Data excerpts
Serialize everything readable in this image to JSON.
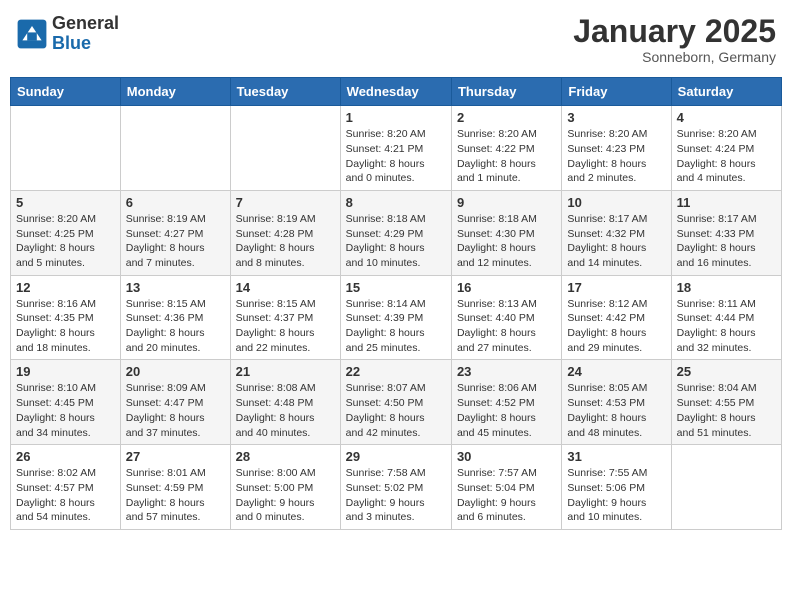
{
  "header": {
    "logo_general": "General",
    "logo_blue": "Blue",
    "month_title": "January 2025",
    "location": "Sonneborn, Germany"
  },
  "days_of_week": [
    "Sunday",
    "Monday",
    "Tuesday",
    "Wednesday",
    "Thursday",
    "Friday",
    "Saturday"
  ],
  "weeks": [
    [
      {
        "day": "",
        "info": ""
      },
      {
        "day": "",
        "info": ""
      },
      {
        "day": "",
        "info": ""
      },
      {
        "day": "1",
        "info": "Sunrise: 8:20 AM\nSunset: 4:21 PM\nDaylight: 8 hours\nand 0 minutes."
      },
      {
        "day": "2",
        "info": "Sunrise: 8:20 AM\nSunset: 4:22 PM\nDaylight: 8 hours\nand 1 minute."
      },
      {
        "day": "3",
        "info": "Sunrise: 8:20 AM\nSunset: 4:23 PM\nDaylight: 8 hours\nand 2 minutes."
      },
      {
        "day": "4",
        "info": "Sunrise: 8:20 AM\nSunset: 4:24 PM\nDaylight: 8 hours\nand 4 minutes."
      }
    ],
    [
      {
        "day": "5",
        "info": "Sunrise: 8:20 AM\nSunset: 4:25 PM\nDaylight: 8 hours\nand 5 minutes."
      },
      {
        "day": "6",
        "info": "Sunrise: 8:19 AM\nSunset: 4:27 PM\nDaylight: 8 hours\nand 7 minutes."
      },
      {
        "day": "7",
        "info": "Sunrise: 8:19 AM\nSunset: 4:28 PM\nDaylight: 8 hours\nand 8 minutes."
      },
      {
        "day": "8",
        "info": "Sunrise: 8:18 AM\nSunset: 4:29 PM\nDaylight: 8 hours\nand 10 minutes."
      },
      {
        "day": "9",
        "info": "Sunrise: 8:18 AM\nSunset: 4:30 PM\nDaylight: 8 hours\nand 12 minutes."
      },
      {
        "day": "10",
        "info": "Sunrise: 8:17 AM\nSunset: 4:32 PM\nDaylight: 8 hours\nand 14 minutes."
      },
      {
        "day": "11",
        "info": "Sunrise: 8:17 AM\nSunset: 4:33 PM\nDaylight: 8 hours\nand 16 minutes."
      }
    ],
    [
      {
        "day": "12",
        "info": "Sunrise: 8:16 AM\nSunset: 4:35 PM\nDaylight: 8 hours\nand 18 minutes."
      },
      {
        "day": "13",
        "info": "Sunrise: 8:15 AM\nSunset: 4:36 PM\nDaylight: 8 hours\nand 20 minutes."
      },
      {
        "day": "14",
        "info": "Sunrise: 8:15 AM\nSunset: 4:37 PM\nDaylight: 8 hours\nand 22 minutes."
      },
      {
        "day": "15",
        "info": "Sunrise: 8:14 AM\nSunset: 4:39 PM\nDaylight: 8 hours\nand 25 minutes."
      },
      {
        "day": "16",
        "info": "Sunrise: 8:13 AM\nSunset: 4:40 PM\nDaylight: 8 hours\nand 27 minutes."
      },
      {
        "day": "17",
        "info": "Sunrise: 8:12 AM\nSunset: 4:42 PM\nDaylight: 8 hours\nand 29 minutes."
      },
      {
        "day": "18",
        "info": "Sunrise: 8:11 AM\nSunset: 4:44 PM\nDaylight: 8 hours\nand 32 minutes."
      }
    ],
    [
      {
        "day": "19",
        "info": "Sunrise: 8:10 AM\nSunset: 4:45 PM\nDaylight: 8 hours\nand 34 minutes."
      },
      {
        "day": "20",
        "info": "Sunrise: 8:09 AM\nSunset: 4:47 PM\nDaylight: 8 hours\nand 37 minutes."
      },
      {
        "day": "21",
        "info": "Sunrise: 8:08 AM\nSunset: 4:48 PM\nDaylight: 8 hours\nand 40 minutes."
      },
      {
        "day": "22",
        "info": "Sunrise: 8:07 AM\nSunset: 4:50 PM\nDaylight: 8 hours\nand 42 minutes."
      },
      {
        "day": "23",
        "info": "Sunrise: 8:06 AM\nSunset: 4:52 PM\nDaylight: 8 hours\nand 45 minutes."
      },
      {
        "day": "24",
        "info": "Sunrise: 8:05 AM\nSunset: 4:53 PM\nDaylight: 8 hours\nand 48 minutes."
      },
      {
        "day": "25",
        "info": "Sunrise: 8:04 AM\nSunset: 4:55 PM\nDaylight: 8 hours\nand 51 minutes."
      }
    ],
    [
      {
        "day": "26",
        "info": "Sunrise: 8:02 AM\nSunset: 4:57 PM\nDaylight: 8 hours\nand 54 minutes."
      },
      {
        "day": "27",
        "info": "Sunrise: 8:01 AM\nSunset: 4:59 PM\nDaylight: 8 hours\nand 57 minutes."
      },
      {
        "day": "28",
        "info": "Sunrise: 8:00 AM\nSunset: 5:00 PM\nDaylight: 9 hours\nand 0 minutes."
      },
      {
        "day": "29",
        "info": "Sunrise: 7:58 AM\nSunset: 5:02 PM\nDaylight: 9 hours\nand 3 minutes."
      },
      {
        "day": "30",
        "info": "Sunrise: 7:57 AM\nSunset: 5:04 PM\nDaylight: 9 hours\nand 6 minutes."
      },
      {
        "day": "31",
        "info": "Sunrise: 7:55 AM\nSunset: 5:06 PM\nDaylight: 9 hours\nand 10 minutes."
      },
      {
        "day": "",
        "info": ""
      }
    ]
  ]
}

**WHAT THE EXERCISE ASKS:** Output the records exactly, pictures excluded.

**OUTPUT BELOW:**
Serialize everything readable in this image to JSON.
{
  "header": {
    "logo_general": "General",
    "logo_blue": "Blue",
    "month_title": "January 2025",
    "location": "Sonneborn, Germany"
  },
  "days_of_week": [
    "Sunday",
    "Monday",
    "Tuesday",
    "Wednesday",
    "Thursday",
    "Friday",
    "Saturday"
  ],
  "weeks": [
    [
      {
        "day": "",
        "info": ""
      },
      {
        "day": "",
        "info": ""
      },
      {
        "day": "",
        "info": ""
      },
      {
        "day": "1",
        "info": "Sunrise: 8:20 AM\nSunset: 4:21 PM\nDaylight: 8 hours\nand 0 minutes."
      },
      {
        "day": "2",
        "info": "Sunrise: 8:20 AM\nSunset: 4:22 PM\nDaylight: 8 hours\nand 1 minute."
      },
      {
        "day": "3",
        "info": "Sunrise: 8:20 AM\nSunset: 4:23 PM\nDaylight: 8 hours\nand 2 minutes."
      },
      {
        "day": "4",
        "info": "Sunrise: 8:20 AM\nSunset: 4:24 PM\nDaylight: 8 hours\nand 4 minutes."
      }
    ],
    [
      {
        "day": "5",
        "info": "Sunrise: 8:20 AM\nSunset: 4:25 PM\nDaylight: 8 hours\nand 5 minutes."
      },
      {
        "day": "6",
        "info": "Sunrise: 8:19 AM\nSunset: 4:27 PM\nDaylight: 8 hours\nand 7 minutes."
      },
      {
        "day": "7",
        "info": "Sunrise: 8:19 AM\nSunset: 4:28 PM\nDaylight: 8 hours\nand 8 minutes."
      },
      {
        "day": "8",
        "info": "Sunrise: 8:18 AM\nSunset: 4:29 PM\nDaylight: 8 hours\nand 10 minutes."
      },
      {
        "day": "9",
        "info": "Sunrise: 8:18 AM\nSunset: 4:30 PM\nDaylight: 8 hours\nand 12 minutes."
      },
      {
        "day": "10",
        "info": "Sunrise: 8:17 AM\nSunset: 4:32 PM\nDaylight: 8 hours\nand 14 minutes."
      },
      {
        "day": "11",
        "info": "Sunrise: 8:17 AM\nSunset: 4:33 PM\nDaylight: 8 hours\nand 16 minutes."
      }
    ],
    [
      {
        "day": "12",
        "info": "Sunrise: 8:16 AM\nSunset: 4:35 PM\nDaylight: 8 hours\nand 18 minutes."
      },
      {
        "day": "13",
        "info": "Sunrise: 8:15 AM\nSunset: 4:36 PM\nDaylight: 8 hours\nand 20 minutes."
      },
      {
        "day": "14",
        "info": "Sunrise: 8:15 AM\nSunset: 4:37 PM\nDaylight: 8 hours\nand 22 minutes."
      },
      {
        "day": "15",
        "info": "Sunrise: 8:14 AM\nSunset: 4:39 PM\nDaylight: 8 hours\nand 25 minutes."
      },
      {
        "day": "16",
        "info": "Sunrise: 8:13 AM\nSunset: 4:40 PM\nDaylight: 8 hours\nand 27 minutes."
      },
      {
        "day": "17",
        "info": "Sunrise: 8:12 AM\nSunset: 4:42 PM\nDaylight: 8 hours\nand 29 minutes."
      },
      {
        "day": "18",
        "info": "Sunrise: 8:11 AM\nSunset: 4:44 PM\nDaylight: 8 hours\nand 32 minutes."
      }
    ],
    [
      {
        "day": "19",
        "info": "Sunrise: 8:10 AM\nSunset: 4:45 PM\nDaylight: 8 hours\nand 34 minutes."
      },
      {
        "day": "20",
        "info": "Sunrise: 8:09 AM\nSunset: 4:47 PM\nDaylight: 8 hours\nand 37 minutes."
      },
      {
        "day": "21",
        "info": "Sunrise: 8:08 AM\nSunset: 4:48 PM\nDaylight: 8 hours\nand 40 minutes."
      },
      {
        "day": "22",
        "info": "Sunrise: 8:07 AM\nSunset: 4:50 PM\nDaylight: 8 hours\nand 42 minutes."
      },
      {
        "day": "23",
        "info": "Sunrise: 8:06 AM\nSunset: 4:52 PM\nDaylight: 8 hours\nand 45 minutes."
      },
      {
        "day": "24",
        "info": "Sunrise: 8:05 AM\nSunset: 4:53 PM\nDaylight: 8 hours\nand 48 minutes."
      },
      {
        "day": "25",
        "info": "Sunrise: 8:04 AM\nSunset: 4:55 PM\nDaylight: 8 hours\nand 51 minutes."
      }
    ],
    [
      {
        "day": "26",
        "info": "Sunrise: 8:02 AM\nSunset: 4:57 PM\nDaylight: 8 hours\nand 54 minutes."
      },
      {
        "day": "27",
        "info": "Sunrise: 8:01 AM\nSunset: 4:59 PM\nDaylight: 8 hours\nand 57 minutes."
      },
      {
        "day": "28",
        "info": "Sunrise: 8:00 AM\nSunset: 5:00 PM\nDaylight: 9 hours\nand 0 minutes."
      },
      {
        "day": "29",
        "info": "Sunrise: 7:58 AM\nSunset: 5:02 PM\nDaylight: 9 hours\nand 3 minutes."
      },
      {
        "day": "30",
        "info": "Sunrise: 7:57 AM\nSunset: 5:04 PM\nDaylight: 9 hours\nand 6 minutes."
      },
      {
        "day": "31",
        "info": "Sunrise: 7:55 AM\nSunset: 5:06 PM\nDaylight: 9 hours\nand 10 minutes."
      },
      {
        "day": "",
        "info": ""
      }
    ]
  ]
}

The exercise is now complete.